While tissue engineering can provide solutions for replacing diseased tissues, it would be highly desirable to develop methods that would detect cardiovascular disease early –before the disease has progressed to the point requiring surgical intervention. We have therefore also been developing contrast agents that would enable molecular targeting of cardiovascular disease. In addition, we have been developing theranostic agents can serve to simultaneously image and release a drug payload to targeted areas. Tissue-engineered models such as angiogenesis-on-a-chip can be used to optimize these theranostic agents with the aim of early disease


Joyce Y. Wong is a Professor of Biomedical Engineering and Materials Science & Engineering, and a College of Engineering Distinguished Faculty Fellow at Boston University. She is co-director of an Affinity Research Collaborative in Nanotheranostics, and member of the Biomolecular Pharmacology Program, Whitaker Cardiovascular Institute, Center for Regenerative Medicine, and Center for Nanoscience and Nanobiotechnology. She has over 75 publications, and her research focuses on the development of biomaterials to probe how structure, material properties and composition of the cell-biomaterial interface affect fundamental cellular processes. Her research interests include pediatric vascular tissue engineering and intravascular pharmacology; development of targeted contrast agents for combined therapeutics and diagnostics (theranostics) of atherosclerotic and vulnerable plaque; and engineering biomimetic systems to study restenosis and cancer metastasis.

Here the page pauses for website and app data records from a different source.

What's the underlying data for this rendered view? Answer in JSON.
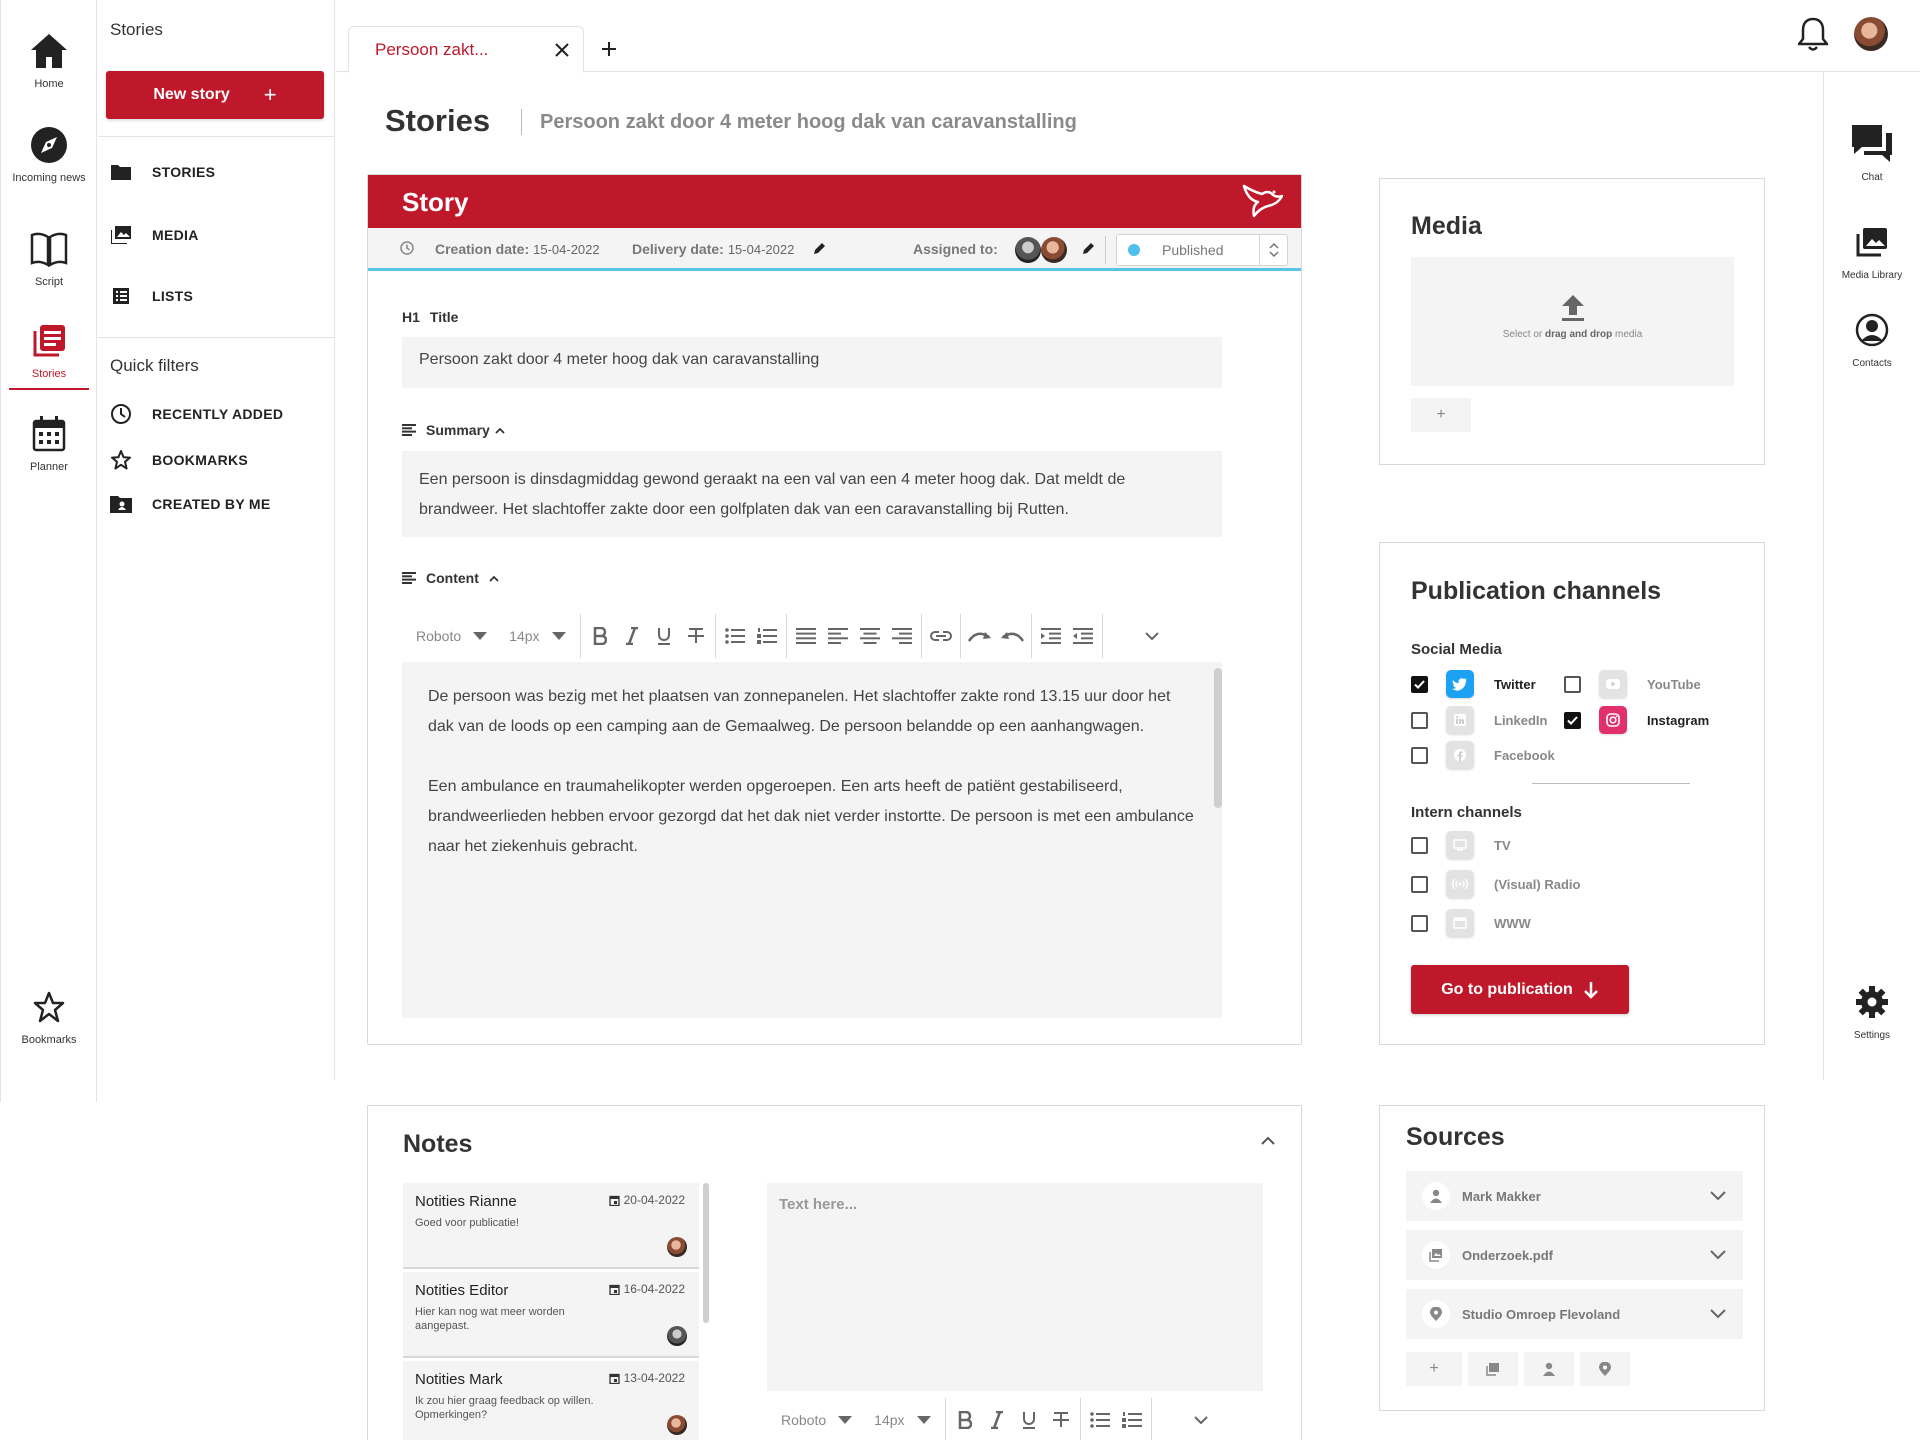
{
  "colors": {
    "brand": "#c0182b",
    "accent_line": "#5bc3e6",
    "status_dot": "#4fc0ea",
    "twitter": "#1da1f2",
    "instagram": "#e1306c"
  },
  "left_rail": [
    {
      "label": "Home",
      "icon": "home-icon"
    },
    {
      "label": "Incoming news",
      "icon": "compass-icon"
    },
    {
      "label": "Script",
      "icon": "book-icon"
    },
    {
      "label": "Stories",
      "icon": "stories-icon"
    },
    {
      "label": "Planner",
      "icon": "calendar-icon"
    },
    {
      "label": "Bookmarks",
      "icon": "star-icon"
    }
  ],
  "side_panel": {
    "header": "Stories",
    "new_story_label": "New story",
    "items": [
      {
        "label": "STORIES",
        "icon": "folder-icon"
      },
      {
        "label": "MEDIA",
        "icon": "images-icon"
      },
      {
        "label": "LISTS",
        "icon": "list-icon"
      }
    ],
    "quick_filters_title": "Quick filters",
    "quick_filters": [
      {
        "label": "RECENTLY ADDED",
        "icon": "clock-icon"
      },
      {
        "label": "BOOKMARKS",
        "icon": "star-outline-icon"
      },
      {
        "label": "CREATED BY ME",
        "icon": "person-folder-icon"
      }
    ]
  },
  "tabs": [
    {
      "label": "Persoon zakt..."
    }
  ],
  "right_rail": [
    {
      "label": "Chat",
      "icon": "chat-icon"
    },
    {
      "label": "Media Library",
      "icon": "media-library-icon"
    },
    {
      "label": "Contacts",
      "icon": "contacts-icon"
    },
    {
      "label": "Settings",
      "icon": "gear-icon"
    }
  ],
  "page": {
    "title": "Stories",
    "subtitle": "Persoon zakt door 4 meter hoog dak van caravanstalling"
  },
  "story": {
    "header": "Story",
    "creation_label": "Creation date:",
    "creation_value": "15-04-2022",
    "delivery_label": "Delivery date:",
    "delivery_value": "15-04-2022",
    "assigned_label": "Assigned to:",
    "status": "Published",
    "title_prefix": "H1",
    "title_label": "Title",
    "title_value": "Persoon zakt door 4 meter hoog dak van caravanstalling",
    "summary_label": "Summary",
    "summary_value": "Een persoon is dinsdagmiddag gewond geraakt na een val van een 4 meter hoog dak. Dat meldt de brandweer. Het slachtoffer zakte door een golfplaten dak van een caravanstalling bij Rutten.",
    "content_label": "Content",
    "toolbar_font": "Roboto",
    "toolbar_size": "14px",
    "content_paragraphs": [
      "De persoon was bezig met het plaatsen van zonnepanelen. Het slachtoffer zakte rond 13.15 uur door het dak van de loods op een camping aan de Gemaalweg. De persoon belandde op een aanhangwagen.",
      "Een ambulance en traumahelikopter werden opgeroepen. Een arts heeft de patiënt gestabiliseerd, brandweerlieden hebben ervoor gezorgd dat het dak niet verder instortte. De persoon is met een ambulance naar het ziekenhuis gebracht."
    ]
  },
  "media": {
    "title": "Media",
    "drop_prefix": "Select or ",
    "drop_bold": "drag and drop",
    "drop_suffix": " media",
    "add_label": "+"
  },
  "publication": {
    "title": "Publication channels",
    "social_label": "Social Media",
    "intern_label": "Intern channels",
    "social": [
      {
        "label": "Twitter",
        "checked": true,
        "icon": "twitter-icon"
      },
      {
        "label": "YouTube",
        "checked": false,
        "icon": "youtube-icon"
      },
      {
        "label": "LinkedIn",
        "checked": false,
        "icon": "linkedin-icon"
      },
      {
        "label": "Instagram",
        "checked": true,
        "icon": "instagram-icon"
      },
      {
        "label": "Facebook",
        "checked": false,
        "icon": "facebook-icon"
      }
    ],
    "intern": [
      {
        "label": "TV",
        "checked": false,
        "icon": "tv-icon"
      },
      {
        "label": "(Visual) Radio",
        "checked": false,
        "icon": "radio-icon"
      },
      {
        "label": "WWW",
        "checked": false,
        "icon": "www-icon"
      }
    ],
    "button_label": "Go to publication"
  },
  "notes": {
    "title": "Notes",
    "placeholder": "Text here...",
    "items": [
      {
        "title": "Notities Rianne",
        "date": "20-04-2022",
        "text": "Goed voor publicatie!"
      },
      {
        "title": "Notities Editor",
        "date": "16-04-2022",
        "text": "Hier kan nog wat meer worden aangepast."
      },
      {
        "title": "Notities Mark",
        "date": "13-04-2022",
        "text": "Ik zou hier graag feedback op willen. Opmerkingen?"
      }
    ],
    "toolbar_font": "Roboto",
    "toolbar_size": "14px"
  },
  "sources": {
    "title": "Sources",
    "items": [
      {
        "label": "Mark Makker",
        "icon": "person-icon"
      },
      {
        "label": "Onderzoek.pdf",
        "icon": "file-icon"
      },
      {
        "label": "Studio Omroep Flevoland",
        "icon": "location-icon"
      }
    ],
    "add_label": "+"
  }
}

Her research has been funded by NIH, NSF, NASA, DOE, and industry. She has one patent and two patents pending, and she recently completed one of the NSF I-CORPS training programs. She is an editorial board member of 6 journals related to biomaterials, tissue engineering and regenerative medicine, and she was Chair of the Gordon Research Conference in Biomaterials & Tissue Engineering in 2011. She received the NSF CAREER Award, Clare Boothe Luce Assistant Professorship, Dupont Young Professor Award, and Hartwell Individual Biomedical Research Award.  Dr. Wong is a fellow of the American Institute of Medical and Biological Engineering (AIMBE) and a fellow of the Biomedical Engineering Society. She was recently appointed Director of a Boston University Provost Initiative to lead efforts to promote women in STEM at all levels from undergraduate to faculty: ARROWS (Advance, Recruit, Retain & Organize Women in STEM).